*** Opening Exercise data ***

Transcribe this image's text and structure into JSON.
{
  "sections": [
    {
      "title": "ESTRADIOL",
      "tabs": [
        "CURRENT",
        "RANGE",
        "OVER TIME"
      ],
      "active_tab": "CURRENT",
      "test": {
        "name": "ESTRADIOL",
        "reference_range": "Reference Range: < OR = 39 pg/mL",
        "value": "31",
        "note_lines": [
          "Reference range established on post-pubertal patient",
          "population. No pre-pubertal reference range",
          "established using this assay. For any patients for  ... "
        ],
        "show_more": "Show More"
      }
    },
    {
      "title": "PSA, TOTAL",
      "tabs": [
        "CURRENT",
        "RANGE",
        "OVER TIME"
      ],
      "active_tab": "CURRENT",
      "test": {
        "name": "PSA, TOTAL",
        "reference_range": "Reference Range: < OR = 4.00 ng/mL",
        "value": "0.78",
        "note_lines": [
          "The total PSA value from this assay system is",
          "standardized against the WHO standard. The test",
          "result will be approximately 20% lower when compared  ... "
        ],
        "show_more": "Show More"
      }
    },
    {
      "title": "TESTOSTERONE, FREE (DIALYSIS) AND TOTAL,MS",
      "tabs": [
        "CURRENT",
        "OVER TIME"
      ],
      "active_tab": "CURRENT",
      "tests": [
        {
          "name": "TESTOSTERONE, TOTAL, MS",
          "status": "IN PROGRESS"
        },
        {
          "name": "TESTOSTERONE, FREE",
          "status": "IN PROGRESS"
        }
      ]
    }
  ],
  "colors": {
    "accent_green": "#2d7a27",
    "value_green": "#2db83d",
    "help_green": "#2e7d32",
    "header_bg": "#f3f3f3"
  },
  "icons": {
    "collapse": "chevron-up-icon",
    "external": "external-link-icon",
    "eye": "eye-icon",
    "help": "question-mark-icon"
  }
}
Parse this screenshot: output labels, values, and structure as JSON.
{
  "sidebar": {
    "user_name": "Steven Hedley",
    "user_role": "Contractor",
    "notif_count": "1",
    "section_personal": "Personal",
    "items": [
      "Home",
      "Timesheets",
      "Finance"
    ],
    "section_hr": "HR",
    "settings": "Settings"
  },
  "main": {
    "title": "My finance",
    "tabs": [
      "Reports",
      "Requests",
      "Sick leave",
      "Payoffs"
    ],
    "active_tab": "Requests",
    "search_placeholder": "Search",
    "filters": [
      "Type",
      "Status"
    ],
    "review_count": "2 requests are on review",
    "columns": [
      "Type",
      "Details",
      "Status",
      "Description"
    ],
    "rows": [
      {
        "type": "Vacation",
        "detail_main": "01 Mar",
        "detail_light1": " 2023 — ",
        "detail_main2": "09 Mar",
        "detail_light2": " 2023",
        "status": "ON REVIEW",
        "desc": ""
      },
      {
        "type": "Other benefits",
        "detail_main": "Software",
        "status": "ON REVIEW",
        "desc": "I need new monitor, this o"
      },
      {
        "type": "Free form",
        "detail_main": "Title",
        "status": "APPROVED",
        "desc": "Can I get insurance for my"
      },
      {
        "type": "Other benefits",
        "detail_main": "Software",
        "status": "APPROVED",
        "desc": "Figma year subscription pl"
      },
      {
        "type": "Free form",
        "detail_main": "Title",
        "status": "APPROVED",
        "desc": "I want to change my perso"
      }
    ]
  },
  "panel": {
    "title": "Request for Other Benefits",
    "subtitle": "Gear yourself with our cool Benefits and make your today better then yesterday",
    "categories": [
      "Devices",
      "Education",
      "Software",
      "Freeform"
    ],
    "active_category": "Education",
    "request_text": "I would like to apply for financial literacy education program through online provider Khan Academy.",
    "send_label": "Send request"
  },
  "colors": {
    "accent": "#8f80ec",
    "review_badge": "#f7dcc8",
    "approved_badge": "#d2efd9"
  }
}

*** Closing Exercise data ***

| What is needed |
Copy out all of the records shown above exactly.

| Answer to this exercise |
Transcribe this image's text and structure into JSON.
{
  "sections": [
    {
      "title": "ESTRADIOL",
      "tabs": [
        "CURRENT",
        "RANGE",
        "OVER TIME"
      ],
      "active_tab": "CURRENT",
      "test": {
        "name": "ESTRADIOL",
        "reference_range": "Reference Range: < OR = 39 pg/mL",
        "value": "31",
        "note_lines": [
          "Reference range established on post-pubertal patient",
          "population. No pre-pubertal reference range",
          "established using this assay. For any patients for  ... "
        ],
        "show_more": "Show More"
      }
    },
    {
      "title": "PSA, TOTAL",
      "tabs": [
        "CURRENT",
        "RANGE",
        "OVER TIME"
      ],
      "active_tab": "CURRENT",
      "test": {
        "name": "PSA, TOTAL",
        "reference_range": "Reference Range: < OR = 4.00 ng/mL",
        "value": "0.78",
        "note_lines": [
          "The total PSA value from this assay system is",
          "standardized against the WHO standard. The test",
          "result will be approximately 20% lower when compared  ... "
        ],
        "show_more": "Show More"
      }
    },
    {
      "title": "TESTOSTERONE, FREE (DIALYSIS) AND TOTAL,MS",
      "tabs": [
        "CURRENT",
        "OVER TIME"
      ],
      "active_tab": "CURRENT",
      "tests": [
        {
          "name": "TESTOSTERONE, TOTAL, MS",
          "status": "IN PROGRESS"
        },
        {
          "name": "TESTOSTERONE, FREE",
          "status": "IN PROGRESS"
        }
      ]
    }
  ],
  "colors": {
    "accent_green": "#2d7a27",
    "value_green": "#2db83d",
    "help_green": "#2e7d32",
    "header_bg": "#f3f3f3"
  },
  "icons": {
    "collapse": "chevron-up-icon",
    "external": "external-link-icon",
    "eye": "eye-icon",
    "help": "question-mark-icon"
  }
}
Parse this screenshot: output labels, values, and structure as JSON.
{
  "sidebar": {
    "user_name": "Steven Hedley",
    "user_role": "Contractor",
    "notif_count": "1",
    "section_personal": "Personal",
    "items": [
      "Home",
      "Timesheets",
      "Finance"
    ],
    "section_hr": "HR",
    "settings": "Settings"
  },
  "main": {
    "title": "My finance",
    "tabs": [
      "Reports",
      "Requests",
      "Sick leave",
      "Payoffs"
    ],
    "active_tab": "Requests",
    "search_placeholder": "Search",
    "filters": [
      "Type",
      "Status"
    ],
    "review_count": "2 requests are on review",
    "columns": [
      "Type",
      "Details",
      "Status",
      "Description"
    ],
    "rows": [
      {
        "type": "Vacation",
        "detail_main": "01 Mar",
        "detail_light1": " 2023 — ",
        "detail_main2": "09 Mar",
        "detail_light2": " 2023",
        "status": "ON REVIEW",
        "desc": ""
      },
      {
        "type": "Other benefits",
        "detail_main": "Software",
        "status": "ON REVIEW",
        "desc": "I need new monitor, this o"
      },
      {
        "type": "Free form",
        "detail_main": "Title",
        "status": "APPROVED",
        "desc": "Can I get insurance for my"
      },
      {
        "type": "Other benefits",
        "detail_main": "Software",
        "status": "APPROVED",
        "desc": "Figma year subscription pl"
      },
      {
        "type": "Free form",
        "detail_main": "Title",
        "status": "APPROVED",
        "desc": "I want to change my perso"
      }
    ]
  },
  "panel": {
    "title": "Request for Other Benefits",
    "subtitle": "Gear yourself with our cool Benefits and make your today better then yesterday",
    "categories": [
      "Devices",
      "Education",
      "Software",
      "Freeform"
    ],
    "active_category": "Education",
    "request_text": "I would like to apply for financial literacy education program through online provider Khan Academy.",
    "send_label": "Send request"
  },
  "colors": {
    "accent": "#8f80ec",
    "review_badge": "#f7dcc8",
    "approved_badge": "#d2efd9"
  }
}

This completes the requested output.